*** Begin section ***

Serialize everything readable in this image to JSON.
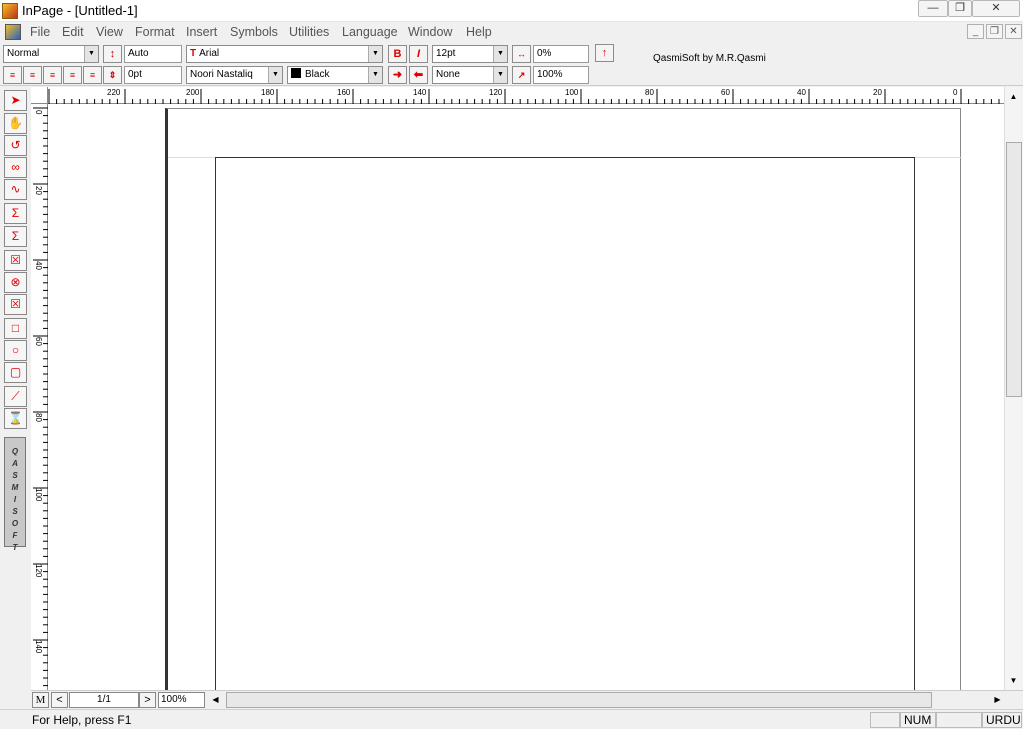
{
  "window": {
    "title": "InPage - [Untitled-1]"
  },
  "menu": {
    "items": [
      "File",
      "Edit",
      "View",
      "Format",
      "Insert",
      "Symbols",
      "Utilities",
      "Language",
      "Window",
      "Help"
    ]
  },
  "toolbar": {
    "style": "Normal",
    "leading": "Auto",
    "font_name": "Arial",
    "font_size": "12pt",
    "tracking": "0%",
    "indent": "0pt",
    "urdu_font": "Noori Nastaliq",
    "color": "Black",
    "color_hex": "#000000",
    "shade": "None",
    "scale": "100%",
    "credit": "QasmiSoft by M.R.Qasmi",
    "bold_label": "B",
    "italic_label": "I"
  },
  "ruler": {
    "h_labels": [
      "220",
      "200",
      "180",
      "160",
      "140",
      "120",
      "100",
      "80",
      "60",
      "40",
      "20",
      "0"
    ],
    "v_labels": [
      "0",
      "20",
      "40",
      "60",
      "80",
      "100",
      "120",
      "140"
    ]
  },
  "toolbox": {
    "brand": "QASMI SOFT"
  },
  "navigation": {
    "master": "M",
    "page": "1/1",
    "zoom": "100%"
  },
  "status": {
    "help": "For Help, press F1",
    "num": "NUM",
    "lang": "URDU"
  }
}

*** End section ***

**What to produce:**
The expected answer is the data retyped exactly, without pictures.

**Task result:**
Serialize everything readable in this image to JSON.
{
  "window": {
    "title": "InPage - [Untitled-1]"
  },
  "menu": {
    "items": [
      "File",
      "Edit",
      "View",
      "Format",
      "Insert",
      "Symbols",
      "Utilities",
      "Language",
      "Window",
      "Help"
    ]
  },
  "toolbar": {
    "style": "Normal",
    "leading": "Auto",
    "font_name": "Arial",
    "font_size": "12pt",
    "tracking": "0%",
    "indent": "0pt",
    "urdu_font": "Noori Nastaliq",
    "color": "Black",
    "color_hex": "#000000",
    "shade": "None",
    "scale": "100%",
    "credit": "QasmiSoft by M.R.Qasmi",
    "bold_label": "B",
    "italic_label": "I"
  },
  "ruler": {
    "h_labels": [
      "220",
      "200",
      "180",
      "160",
      "140",
      "120",
      "100",
      "80",
      "60",
      "40",
      "20",
      "0"
    ],
    "v_labels": [
      "0",
      "20",
      "40",
      "60",
      "80",
      "100",
      "120",
      "140"
    ]
  },
  "toolbox": {
    "brand": "QASMI SOFT"
  },
  "navigation": {
    "master": "M",
    "page": "1/1",
    "zoom": "100%"
  },
  "status": {
    "help": "For Help, press F1",
    "num": "NUM",
    "lang": "URDU"
  }
}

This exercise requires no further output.